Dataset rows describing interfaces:
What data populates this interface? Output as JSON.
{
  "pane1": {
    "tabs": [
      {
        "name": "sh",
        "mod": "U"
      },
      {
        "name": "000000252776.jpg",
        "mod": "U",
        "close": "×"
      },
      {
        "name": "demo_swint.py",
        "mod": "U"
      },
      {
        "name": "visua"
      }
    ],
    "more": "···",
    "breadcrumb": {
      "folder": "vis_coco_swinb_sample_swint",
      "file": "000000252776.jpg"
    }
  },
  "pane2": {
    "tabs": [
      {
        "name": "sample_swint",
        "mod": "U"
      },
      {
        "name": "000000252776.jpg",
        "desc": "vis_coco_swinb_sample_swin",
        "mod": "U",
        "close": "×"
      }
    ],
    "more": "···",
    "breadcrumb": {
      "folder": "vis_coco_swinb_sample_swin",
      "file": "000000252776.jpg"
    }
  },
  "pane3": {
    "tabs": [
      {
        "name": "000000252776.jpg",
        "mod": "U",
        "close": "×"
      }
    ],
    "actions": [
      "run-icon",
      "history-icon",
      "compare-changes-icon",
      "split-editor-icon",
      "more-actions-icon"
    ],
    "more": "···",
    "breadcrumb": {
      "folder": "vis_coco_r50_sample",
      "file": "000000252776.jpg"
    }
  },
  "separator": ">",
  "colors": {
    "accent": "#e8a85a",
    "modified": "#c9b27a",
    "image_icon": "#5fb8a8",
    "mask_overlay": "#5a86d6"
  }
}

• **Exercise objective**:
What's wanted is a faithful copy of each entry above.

• **Answer box**:
What data populates this interface? Output as JSON.
{
  "pane1": {
    "tabs": [
      {
        "name": "sh",
        "mod": "U"
      },
      {
        "name": "000000252776.jpg",
        "mod": "U",
        "close": "×"
      },
      {
        "name": "demo_swint.py",
        "mod": "U"
      },
      {
        "name": "visua"
      }
    ],
    "more": "···",
    "breadcrumb": {
      "folder": "vis_coco_swinb_sample_swint",
      "file": "000000252776.jpg"
    }
  },
  "pane2": {
    "tabs": [
      {
        "name": "sample_swint",
        "mod": "U"
      },
      {
        "name": "000000252776.jpg",
        "desc": "vis_coco_swinb_sample_swin",
        "mod": "U",
        "close": "×"
      }
    ],
    "more": "···",
    "breadcrumb": {
      "folder": "vis_coco_swinb_sample_swin",
      "file": "000000252776.jpg"
    }
  },
  "pane3": {
    "tabs": [
      {
        "name": "000000252776.jpg",
        "mod": "U",
        "close": "×"
      }
    ],
    "actions": [
      "run-icon",
      "history-icon",
      "compare-changes-icon",
      "split-editor-icon",
      "more-actions-icon"
    ],
    "more": "···",
    "breadcrumb": {
      "folder": "vis_coco_r50_sample",
      "file": "000000252776.jpg"
    }
  },
  "separator": ">",
  "colors": {
    "accent": "#e8a85a",
    "modified": "#c9b27a",
    "image_icon": "#5fb8a8",
    "mask_overlay": "#5a86d6"
  }
}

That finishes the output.